ROCK ISLAND — The minute Heather Kopp walked through the doors of the QCCA Expo Center Saturday morning, the hunt was on.
She and hundreds of others had their work cut out for them at the 18th Fall Antique Spectacular going on this weekend at the Expo Center in Rock Island.
“You don’t see this stuff at the mall,” said Ms. Kopp’s husband, Chris.
Like many other attendees, the Aledo couple has frequented the Spectacular over the years because of the quality and variety of the available items.
“(We) just like to look at the different antiques (and) anything old,” Ms. Kopp said.
Going through all of the items is the best part, she said. “That’s the fun of it, (the) picking,” she said.
Going in with an open mind and no real game plan seems to suit prospective buyers best.
“They have a big selection” with several vendors, said Sandra Haywood, of LeClaire. To make it through successfully, Ms. Haywood said she circles the room twice before she leaves.
While she never comes to buy a specific item, some of her favorites to collect include Flow Blue Dishes that have what she described as a blurry, pretty blue and white pattern to them. “Blue is my favorite color,” she said.
Ms. Haywood said she has become more interested in antiquing over the past seven years or so, but she has “always liked them.”
Antiques just have “a warm feel to them,” she said.
Antiques dealerMaggie Vincent, of Bettendorf, described the Spectacular and antiques shows as a whole as “a sharing type of experience.” She said she has been into antiquing for the past 30 years or so, and customers always want to tell her their stories.
The items are filled with memories, she said. Customers often stop at her booth and talk about the various items she has on display, remembering their mothers and grandmothers, she said. “They’re shopping for their childhood.”

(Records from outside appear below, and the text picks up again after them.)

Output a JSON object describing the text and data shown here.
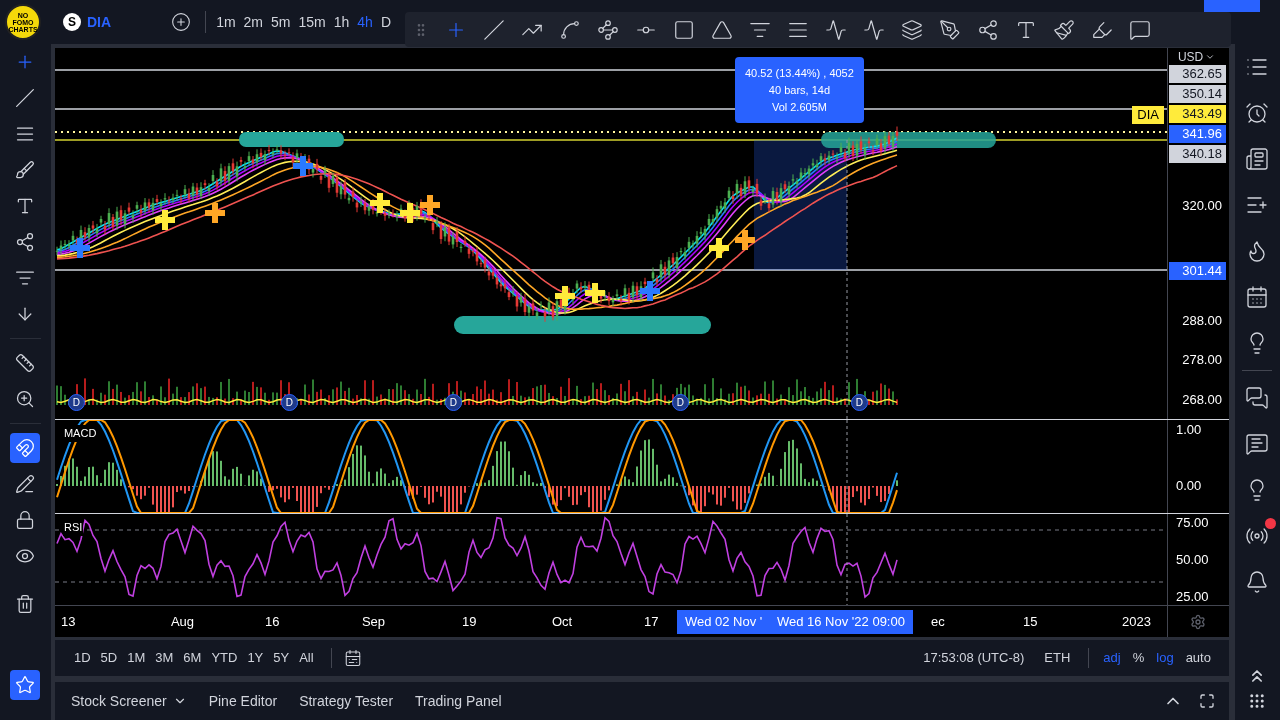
{
  "brand": {
    "logo_text": "NO FOMO CHARTS"
  },
  "symbol": {
    "badge": "S",
    "ticker": "DIA"
  },
  "timeframes": [
    {
      "label": "1m",
      "selected": false
    },
    {
      "label": "2m",
      "selected": false
    },
    {
      "label": "5m",
      "selected": false
    },
    {
      "label": "15m",
      "selected": false
    },
    {
      "label": "1h",
      "selected": false
    },
    {
      "label": "4h",
      "selected": true
    },
    {
      "label": "D",
      "selected": false
    }
  ],
  "drawing_toolbar": [
    {
      "selected": true
    },
    {
      "selected": false
    },
    {
      "selected": false
    },
    {
      "selected": false
    },
    {
      "selected": false
    },
    {
      "selected": false
    },
    {
      "selected": false
    },
    {
      "selected": false
    },
    {
      "selected": false
    },
    {
      "selected": false
    },
    {
      "selected": false
    },
    {
      "selected": false
    },
    {
      "selected": false
    },
    {
      "selected": false
    },
    {
      "selected": false
    },
    {
      "selected": false
    },
    {
      "selected": false
    },
    {
      "selected": false
    },
    {
      "selected": false
    }
  ],
  "left_toolbar": [
    {
      "kind": "tool",
      "selected": true
    },
    {
      "kind": "tool",
      "selected": false
    },
    {
      "kind": "tool",
      "selected": false
    },
    {
      "kind": "tool",
      "selected": false
    },
    {
      "kind": "tool",
      "selected": false
    },
    {
      "kind": "tool",
      "selected": false
    },
    {
      "kind": "tool",
      "selected": false
    },
    {
      "kind": "tool",
      "selected": false
    },
    {
      "kind": "tool",
      "selected": false
    },
    {
      "kind": "tool",
      "selected": false
    },
    {
      "kind": "toggle",
      "selected": true
    },
    {
      "kind": "toggle",
      "selected": false
    },
    {
      "kind": "toggle",
      "selected": false
    },
    {
      "kind": "toggle",
      "selected": false
    },
    {
      "kind": "tool",
      "selected": false
    },
    {
      "kind": "toggle",
      "selected": true
    }
  ],
  "price_axis": {
    "currency": "USD",
    "labels": [
      {
        "text": "362.65",
        "kind": "tag",
        "color": "#d1d4dc"
      },
      {
        "text": "350.14",
        "kind": "tag",
        "color": "#d1d4dc"
      },
      {
        "text": "343.49",
        "kind": "tag",
        "color": "#ffeb3b"
      },
      {
        "text": "341.96",
        "kind": "tag",
        "color": "#2962ff"
      },
      {
        "text": "340.18",
        "kind": "tag",
        "color": "#d1d4dc"
      },
      {
        "text": "320.00",
        "kind": "plain"
      },
      {
        "text": "301.44",
        "kind": "tag",
        "color": "#2962ff"
      },
      {
        "text": "288.00",
        "kind": "plain"
      },
      {
        "text": "278.00",
        "kind": "plain"
      },
      {
        "text": "268.00",
        "kind": "plain"
      }
    ]
  },
  "symbol_tag": "DIA",
  "measure_tooltip": [
    "40.52 (13.44%) , 4052",
    "40 bars, 14d",
    "Vol 2.605M"
  ],
  "dividend_markers": [
    "D",
    "D",
    "D",
    "D",
    "D"
  ],
  "panes": [
    {
      "title": "MACD",
      "axis": [
        "1.00",
        "0.00"
      ]
    },
    {
      "title": "RSI",
      "axis": [
        "75.00",
        "50.00",
        "25.00"
      ]
    }
  ],
  "time_axis": [
    {
      "text": "13",
      "highlighted": false
    },
    {
      "text": "Aug",
      "highlighted": false
    },
    {
      "text": "16",
      "highlighted": false
    },
    {
      "text": "Sep",
      "highlighted": false
    },
    {
      "text": "19",
      "highlighted": false
    },
    {
      "text": "Oct",
      "highlighted": false
    },
    {
      "text": "17",
      "highlighted": false
    },
    {
      "text": "Wed 02 Nov '",
      "highlighted": true
    },
    {
      "text": "Wed 16 Nov '22   09:00",
      "highlighted": true
    },
    {
      "text": "ec",
      "highlighted": false
    },
    {
      "text": "15",
      "highlighted": false
    },
    {
      "text": "2023",
      "highlighted": false
    }
  ],
  "ranges": [
    "1D",
    "5D",
    "1M",
    "3M",
    "6M",
    "YTD",
    "1Y",
    "5Y",
    "All"
  ],
  "clock": "17:53:08 (UTC-8)",
  "session": "ETH",
  "scale_options": [
    {
      "label": "adj",
      "on": true
    },
    {
      "label": "%",
      "on": false
    },
    {
      "label": "log",
      "on": true
    },
    {
      "label": "auto",
      "on": false
    }
  ],
  "bottom_tabs": [
    {
      "label": "Stock Screener",
      "dropdown": true
    },
    {
      "label": "Pine Editor",
      "dropdown": false
    },
    {
      "label": "Strategy Tester",
      "dropdown": false
    },
    {
      "label": "Trading Panel",
      "dropdown": false
    }
  ],
  "right_sidebar": {
    "alert_dot": true
  }
}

That’s exactly what Ed Quartell of Davenport was doing while his wife, Donna, was off in search of pottery. He was scoping out antique toys.
They make you think back to the days when you would play with them as a kid, he said.
Wandering around and looking at the treasures lends the “opportunity to basically not worry about today and fall back into those times when life was a little bit slower,” and people weren’t in such of a big hurry, he said.
It also was a time when”people were more formal; their houses were more formal,” said dealerLynn Rehberger, Highland, Ill., of Antiques II.
“Possessions were hard to get, so they were prized, she said.
Ms. Rehberger has been a dealer for 25 years and became interested in antiques and their stories years ago because her aunt’s big, old house was filled with old things.
“Everything had a function,” she said, such as special dishes for salt and vases for celery. “It was a different time,” she said.
She enjoys talking with people, spreading and hearing their stories. It’s fun for her to watch customers on the hunt.
“It’s the thrill (of it),” she said. “They like finding the rare things.”
And when they find them at her booth?
“I’m so excited,” she said. “I made their day.”
The show draws hundreds of people each year for thefurniture, clothes, jewelry and accessories, figurines, art, pottery, stoneware, books, primitives, silver, glassware, china, toys, advertising, marbles, rugs and more.
Going to antique shows “is better than going to a museum because you can touch,” she said. “What a better way to spend a day than waltzing through and learning about history?”
By Laura Anderson Shaw, firstname.lastname@example.org